Wartsila 32TS generating sets Credit: Wartsila

Technology group Wartsila will provide the engineering, equipment, and technical advice for a 44 MW power plant at the Mansourah & Massarah gold project in Saudi Arabia.

It will be the first power project in the country a hybrid concept, with engine technology and solar energy.

It will be the first power project in the country utilizing a hybrid concept, with engine technology and solar energy

The power plant will include six Wartsila 32 engines, with five in operation and one on constant stand-by.

The built-in flexibility of the Wartsila engine technology, which allows full power output to be reached within minutes of being started, will allow the plant to efficiently utilize renewable solar energy.

Renewably sourced energy, such as solar, requires the plant to respond rapidly to an inherently fluctuating supply.

“Maximizing the use of renewable energy is central to Wartsila’s approach to enabling sustainable energy supplies. We enhance this energy transition by optimizing energy systems for our customers, and have extensive experience in providing power for mining operations, so this project fits our capabilities perfectly,” Alexandre Eykerman, Wartsila’s energy business director, Middle East, said in a release.

The Wartsila equipment will be delivered within 10 months of contract signing. The plant is scheduled to be commissioned by May 2021, with commercial operations starting a year later.

The Mansourah & Massarah gold project is executed by Outotec and Larsen Toubro. 

The site is Saudi Arabian Mining Company’s (Ma’aden) largest gold project, estimated to produce an average of 250,000 oz. of gold per year over the life of the mine.

The on-site processing plant will be capable of processing up to four million tonnes per year of complex refractory ores.

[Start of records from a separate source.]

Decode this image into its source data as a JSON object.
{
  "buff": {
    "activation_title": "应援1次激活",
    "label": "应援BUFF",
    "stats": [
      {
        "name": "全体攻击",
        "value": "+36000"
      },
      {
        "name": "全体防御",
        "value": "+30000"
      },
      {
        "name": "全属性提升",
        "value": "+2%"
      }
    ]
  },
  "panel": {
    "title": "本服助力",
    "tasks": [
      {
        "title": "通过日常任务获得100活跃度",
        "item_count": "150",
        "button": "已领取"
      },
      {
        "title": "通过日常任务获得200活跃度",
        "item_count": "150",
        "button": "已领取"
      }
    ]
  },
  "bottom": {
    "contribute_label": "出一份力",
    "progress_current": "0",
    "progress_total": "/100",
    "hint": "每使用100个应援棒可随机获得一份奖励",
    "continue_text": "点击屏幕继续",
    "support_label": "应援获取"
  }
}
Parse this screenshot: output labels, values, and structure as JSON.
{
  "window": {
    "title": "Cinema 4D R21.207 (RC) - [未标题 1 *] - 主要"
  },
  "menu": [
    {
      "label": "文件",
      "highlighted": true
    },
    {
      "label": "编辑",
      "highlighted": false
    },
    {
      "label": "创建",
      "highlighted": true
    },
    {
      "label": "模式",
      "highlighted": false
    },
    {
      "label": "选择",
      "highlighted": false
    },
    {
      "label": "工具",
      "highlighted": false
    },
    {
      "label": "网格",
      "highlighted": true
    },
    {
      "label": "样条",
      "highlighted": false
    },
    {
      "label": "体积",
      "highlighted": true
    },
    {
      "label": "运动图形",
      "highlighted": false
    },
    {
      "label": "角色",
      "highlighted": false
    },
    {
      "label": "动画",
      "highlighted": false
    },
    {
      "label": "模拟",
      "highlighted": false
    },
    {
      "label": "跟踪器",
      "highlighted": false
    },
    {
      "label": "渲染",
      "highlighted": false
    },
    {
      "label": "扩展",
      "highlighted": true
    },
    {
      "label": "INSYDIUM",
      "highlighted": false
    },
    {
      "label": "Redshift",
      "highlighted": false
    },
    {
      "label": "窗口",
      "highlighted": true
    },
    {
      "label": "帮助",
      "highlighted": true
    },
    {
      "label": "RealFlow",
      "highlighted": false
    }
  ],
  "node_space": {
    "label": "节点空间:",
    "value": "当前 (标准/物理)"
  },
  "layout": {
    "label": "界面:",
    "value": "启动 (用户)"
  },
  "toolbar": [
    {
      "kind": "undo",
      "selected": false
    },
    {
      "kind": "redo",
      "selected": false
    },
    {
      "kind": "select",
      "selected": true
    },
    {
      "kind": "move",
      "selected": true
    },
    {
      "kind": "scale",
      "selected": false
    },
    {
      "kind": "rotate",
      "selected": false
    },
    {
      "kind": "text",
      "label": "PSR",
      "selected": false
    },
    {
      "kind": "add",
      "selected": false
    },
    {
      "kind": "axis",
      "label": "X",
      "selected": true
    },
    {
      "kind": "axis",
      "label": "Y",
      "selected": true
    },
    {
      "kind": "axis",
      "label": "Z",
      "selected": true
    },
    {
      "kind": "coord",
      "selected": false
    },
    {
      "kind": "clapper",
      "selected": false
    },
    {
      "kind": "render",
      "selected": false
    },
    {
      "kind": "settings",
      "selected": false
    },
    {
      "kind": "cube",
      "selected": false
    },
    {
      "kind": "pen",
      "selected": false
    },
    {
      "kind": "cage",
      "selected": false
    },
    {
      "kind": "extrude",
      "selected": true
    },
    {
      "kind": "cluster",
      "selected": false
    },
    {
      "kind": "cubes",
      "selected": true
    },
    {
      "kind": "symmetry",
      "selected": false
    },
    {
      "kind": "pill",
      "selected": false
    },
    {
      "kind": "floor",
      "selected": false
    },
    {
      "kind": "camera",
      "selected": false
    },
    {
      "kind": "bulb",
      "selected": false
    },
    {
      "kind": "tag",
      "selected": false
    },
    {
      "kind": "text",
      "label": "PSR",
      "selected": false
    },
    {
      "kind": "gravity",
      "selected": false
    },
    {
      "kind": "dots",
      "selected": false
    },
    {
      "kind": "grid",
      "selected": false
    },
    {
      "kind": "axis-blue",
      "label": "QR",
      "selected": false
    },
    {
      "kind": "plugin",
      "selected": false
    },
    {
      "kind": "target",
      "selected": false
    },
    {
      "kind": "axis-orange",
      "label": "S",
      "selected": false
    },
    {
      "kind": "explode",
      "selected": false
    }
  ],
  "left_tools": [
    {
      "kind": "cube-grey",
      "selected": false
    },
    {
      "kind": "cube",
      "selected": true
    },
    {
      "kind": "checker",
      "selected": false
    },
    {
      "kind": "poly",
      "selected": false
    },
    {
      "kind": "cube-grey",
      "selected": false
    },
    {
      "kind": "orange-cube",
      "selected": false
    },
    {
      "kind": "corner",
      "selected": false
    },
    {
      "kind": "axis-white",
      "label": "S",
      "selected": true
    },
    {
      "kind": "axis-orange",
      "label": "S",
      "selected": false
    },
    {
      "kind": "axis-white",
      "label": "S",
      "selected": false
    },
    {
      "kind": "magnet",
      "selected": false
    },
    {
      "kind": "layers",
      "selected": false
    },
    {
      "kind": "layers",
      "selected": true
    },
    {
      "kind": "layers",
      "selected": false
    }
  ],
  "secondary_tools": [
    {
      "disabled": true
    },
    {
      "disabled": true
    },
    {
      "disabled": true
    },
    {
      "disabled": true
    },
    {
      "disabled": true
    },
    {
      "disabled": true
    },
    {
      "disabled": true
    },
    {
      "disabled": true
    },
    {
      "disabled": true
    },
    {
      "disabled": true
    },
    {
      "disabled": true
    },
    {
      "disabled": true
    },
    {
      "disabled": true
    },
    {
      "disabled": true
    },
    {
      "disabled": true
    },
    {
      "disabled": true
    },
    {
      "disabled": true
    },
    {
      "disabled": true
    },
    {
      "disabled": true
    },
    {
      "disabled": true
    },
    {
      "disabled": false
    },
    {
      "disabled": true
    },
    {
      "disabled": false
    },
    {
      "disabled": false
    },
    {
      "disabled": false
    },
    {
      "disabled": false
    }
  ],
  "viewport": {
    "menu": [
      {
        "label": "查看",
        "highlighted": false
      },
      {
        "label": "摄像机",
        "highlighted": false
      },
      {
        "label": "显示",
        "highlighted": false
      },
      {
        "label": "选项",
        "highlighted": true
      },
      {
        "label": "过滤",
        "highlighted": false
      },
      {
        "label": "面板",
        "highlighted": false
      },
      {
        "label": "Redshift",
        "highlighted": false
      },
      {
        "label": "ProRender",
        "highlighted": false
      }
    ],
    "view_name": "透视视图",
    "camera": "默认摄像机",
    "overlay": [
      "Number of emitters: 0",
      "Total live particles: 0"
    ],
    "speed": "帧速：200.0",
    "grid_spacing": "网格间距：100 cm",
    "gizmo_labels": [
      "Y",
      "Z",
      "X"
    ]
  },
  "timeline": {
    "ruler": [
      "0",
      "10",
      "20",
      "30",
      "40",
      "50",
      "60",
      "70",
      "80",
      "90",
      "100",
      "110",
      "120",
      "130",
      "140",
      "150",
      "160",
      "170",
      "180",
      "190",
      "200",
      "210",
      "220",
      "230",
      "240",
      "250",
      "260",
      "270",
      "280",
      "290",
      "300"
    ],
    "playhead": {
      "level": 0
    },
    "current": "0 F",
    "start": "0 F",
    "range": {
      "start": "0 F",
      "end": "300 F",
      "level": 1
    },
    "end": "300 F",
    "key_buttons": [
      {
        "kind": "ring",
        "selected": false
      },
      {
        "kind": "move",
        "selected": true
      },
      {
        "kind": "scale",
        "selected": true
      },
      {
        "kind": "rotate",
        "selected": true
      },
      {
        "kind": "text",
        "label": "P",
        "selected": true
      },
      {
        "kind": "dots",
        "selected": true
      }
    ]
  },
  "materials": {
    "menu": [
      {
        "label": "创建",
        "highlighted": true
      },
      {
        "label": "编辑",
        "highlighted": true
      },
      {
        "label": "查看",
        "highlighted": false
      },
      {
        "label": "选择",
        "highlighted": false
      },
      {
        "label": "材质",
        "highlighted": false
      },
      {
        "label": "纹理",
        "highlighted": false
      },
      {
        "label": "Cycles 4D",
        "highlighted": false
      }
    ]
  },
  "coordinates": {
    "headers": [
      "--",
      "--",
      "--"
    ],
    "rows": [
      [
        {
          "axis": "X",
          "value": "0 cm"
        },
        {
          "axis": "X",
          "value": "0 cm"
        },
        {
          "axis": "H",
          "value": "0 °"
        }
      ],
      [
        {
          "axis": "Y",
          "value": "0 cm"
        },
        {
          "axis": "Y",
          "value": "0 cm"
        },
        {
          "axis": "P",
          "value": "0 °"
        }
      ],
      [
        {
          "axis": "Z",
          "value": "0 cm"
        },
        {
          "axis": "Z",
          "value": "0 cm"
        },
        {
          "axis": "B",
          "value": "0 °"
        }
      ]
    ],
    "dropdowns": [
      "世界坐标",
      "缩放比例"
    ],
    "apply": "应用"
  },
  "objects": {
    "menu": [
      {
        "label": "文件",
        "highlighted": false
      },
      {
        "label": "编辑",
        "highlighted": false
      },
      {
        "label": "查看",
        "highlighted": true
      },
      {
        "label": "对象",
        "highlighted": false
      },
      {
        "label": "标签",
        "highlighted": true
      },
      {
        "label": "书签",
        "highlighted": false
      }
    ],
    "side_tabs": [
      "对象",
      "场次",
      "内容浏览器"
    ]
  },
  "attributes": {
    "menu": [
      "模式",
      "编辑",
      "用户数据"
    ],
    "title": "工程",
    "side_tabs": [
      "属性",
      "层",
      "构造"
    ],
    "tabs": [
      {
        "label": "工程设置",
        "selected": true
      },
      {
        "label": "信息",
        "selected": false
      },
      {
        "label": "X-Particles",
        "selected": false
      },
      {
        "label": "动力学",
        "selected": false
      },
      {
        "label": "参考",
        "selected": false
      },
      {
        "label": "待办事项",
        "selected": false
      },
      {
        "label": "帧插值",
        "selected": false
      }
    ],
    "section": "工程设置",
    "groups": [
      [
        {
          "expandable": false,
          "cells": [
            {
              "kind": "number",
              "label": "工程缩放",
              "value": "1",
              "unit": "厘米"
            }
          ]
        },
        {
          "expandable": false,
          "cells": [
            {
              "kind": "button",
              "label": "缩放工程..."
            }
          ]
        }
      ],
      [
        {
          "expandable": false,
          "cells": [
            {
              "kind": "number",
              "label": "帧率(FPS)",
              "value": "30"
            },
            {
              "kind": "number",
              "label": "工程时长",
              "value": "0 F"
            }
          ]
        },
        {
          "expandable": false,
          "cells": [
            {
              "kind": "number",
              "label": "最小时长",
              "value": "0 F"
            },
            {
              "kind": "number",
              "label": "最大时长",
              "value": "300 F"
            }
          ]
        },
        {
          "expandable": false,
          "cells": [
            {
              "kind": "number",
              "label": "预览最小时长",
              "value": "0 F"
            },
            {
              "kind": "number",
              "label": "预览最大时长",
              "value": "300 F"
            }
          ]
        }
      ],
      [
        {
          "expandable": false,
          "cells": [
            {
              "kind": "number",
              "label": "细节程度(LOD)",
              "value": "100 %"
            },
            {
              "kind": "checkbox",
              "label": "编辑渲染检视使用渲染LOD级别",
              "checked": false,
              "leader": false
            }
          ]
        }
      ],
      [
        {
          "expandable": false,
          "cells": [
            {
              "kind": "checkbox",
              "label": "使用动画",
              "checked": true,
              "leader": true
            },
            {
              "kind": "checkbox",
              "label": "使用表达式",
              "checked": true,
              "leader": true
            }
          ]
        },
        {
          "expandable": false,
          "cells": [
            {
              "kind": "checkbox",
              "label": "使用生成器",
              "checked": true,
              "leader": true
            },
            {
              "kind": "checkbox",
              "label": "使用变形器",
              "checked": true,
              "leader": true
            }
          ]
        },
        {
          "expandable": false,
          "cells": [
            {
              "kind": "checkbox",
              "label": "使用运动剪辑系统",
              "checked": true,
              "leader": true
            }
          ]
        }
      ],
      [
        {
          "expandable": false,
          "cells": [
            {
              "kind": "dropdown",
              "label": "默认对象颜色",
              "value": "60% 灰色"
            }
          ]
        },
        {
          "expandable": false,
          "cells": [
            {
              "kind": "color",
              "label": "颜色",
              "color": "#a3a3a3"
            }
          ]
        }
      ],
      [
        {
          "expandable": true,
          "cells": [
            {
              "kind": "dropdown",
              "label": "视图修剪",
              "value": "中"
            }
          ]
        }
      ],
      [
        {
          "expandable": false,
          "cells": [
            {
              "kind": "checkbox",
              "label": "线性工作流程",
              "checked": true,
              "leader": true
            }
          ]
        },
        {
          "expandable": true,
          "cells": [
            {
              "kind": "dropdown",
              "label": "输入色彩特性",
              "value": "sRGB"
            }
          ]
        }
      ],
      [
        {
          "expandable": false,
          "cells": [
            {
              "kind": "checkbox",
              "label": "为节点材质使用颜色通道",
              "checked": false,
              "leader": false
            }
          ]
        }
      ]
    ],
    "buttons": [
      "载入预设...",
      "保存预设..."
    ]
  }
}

The mine will be operated by Ma’aden Gold and Base Metals Company. 

More than 100 units of the Wartsila 32 engine are installed in Saudi Arabia, within 15 baseload power plants.

(This article first appeared in the Canadian Mining Journal)

1823 0

Comments

Your email address will not be published. Required fields are marked *

This site uses Akismet to reduce spam. Learn how your comment data is processed.